The Global demand for biofuels is increasing steadily and IEA projections see second-generation biofuels becoming an increasingly important low-carbon fuel in the transport sector within the next two decades. Research-and-development projects so far have mainly been established in developed countries and it is yet not fully understood which role the new technologies could play in countries outside the OECD.
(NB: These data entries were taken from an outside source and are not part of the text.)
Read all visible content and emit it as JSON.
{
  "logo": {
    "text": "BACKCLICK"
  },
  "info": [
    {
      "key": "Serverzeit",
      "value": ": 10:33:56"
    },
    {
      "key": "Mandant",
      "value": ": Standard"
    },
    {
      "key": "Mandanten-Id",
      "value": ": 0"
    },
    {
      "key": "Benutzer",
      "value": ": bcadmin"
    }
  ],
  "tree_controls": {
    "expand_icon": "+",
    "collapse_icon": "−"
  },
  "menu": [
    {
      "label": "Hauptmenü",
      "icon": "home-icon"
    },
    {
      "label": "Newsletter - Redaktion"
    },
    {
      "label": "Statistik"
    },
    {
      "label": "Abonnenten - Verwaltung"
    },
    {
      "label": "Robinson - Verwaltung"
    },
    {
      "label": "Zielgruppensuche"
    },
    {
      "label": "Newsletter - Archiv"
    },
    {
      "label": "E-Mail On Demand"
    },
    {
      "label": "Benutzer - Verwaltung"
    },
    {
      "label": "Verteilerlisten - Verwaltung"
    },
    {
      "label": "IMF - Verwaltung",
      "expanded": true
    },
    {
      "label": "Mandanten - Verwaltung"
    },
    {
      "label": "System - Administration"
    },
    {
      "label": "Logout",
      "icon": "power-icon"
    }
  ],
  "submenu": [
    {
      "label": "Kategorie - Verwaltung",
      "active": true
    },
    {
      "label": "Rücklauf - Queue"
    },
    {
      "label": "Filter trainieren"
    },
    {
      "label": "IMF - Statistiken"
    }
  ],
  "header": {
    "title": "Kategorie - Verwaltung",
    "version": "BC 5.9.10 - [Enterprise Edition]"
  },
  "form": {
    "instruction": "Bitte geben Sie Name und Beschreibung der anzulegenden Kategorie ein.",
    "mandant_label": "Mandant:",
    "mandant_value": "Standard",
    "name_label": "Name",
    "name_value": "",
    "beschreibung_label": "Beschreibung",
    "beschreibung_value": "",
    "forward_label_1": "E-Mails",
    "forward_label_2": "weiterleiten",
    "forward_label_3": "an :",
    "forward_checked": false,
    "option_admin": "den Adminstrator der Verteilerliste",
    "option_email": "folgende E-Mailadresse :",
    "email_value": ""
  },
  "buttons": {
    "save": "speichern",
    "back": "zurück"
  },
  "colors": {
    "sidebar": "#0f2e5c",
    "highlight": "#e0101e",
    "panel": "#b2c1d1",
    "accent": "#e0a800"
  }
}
This study aims to identify opportunities and constraints related to the potential future production of second-generation biofuels in major economies and developing countries, and to examine under which conditions the new fuels could be produced sustainably in these countries. The paper identifies global drivers for second-generation biofuel development, discusses projections on biomass potentials and assesses the potential of agricultural and forestry residues for the sustainable production of lignocellulosic biofuels. The analysis is based on findings from eight countries, which have been studied in detail to assess the framework for the implementation of a second-generation biofuel industry under different economic and geographical conditions: Mexico, four major non-OECD economies (Brazil, China, India and South Africa),as well as three developing countries in Africa and Southeast Asia (Cameroon, Tanzania and Thailand).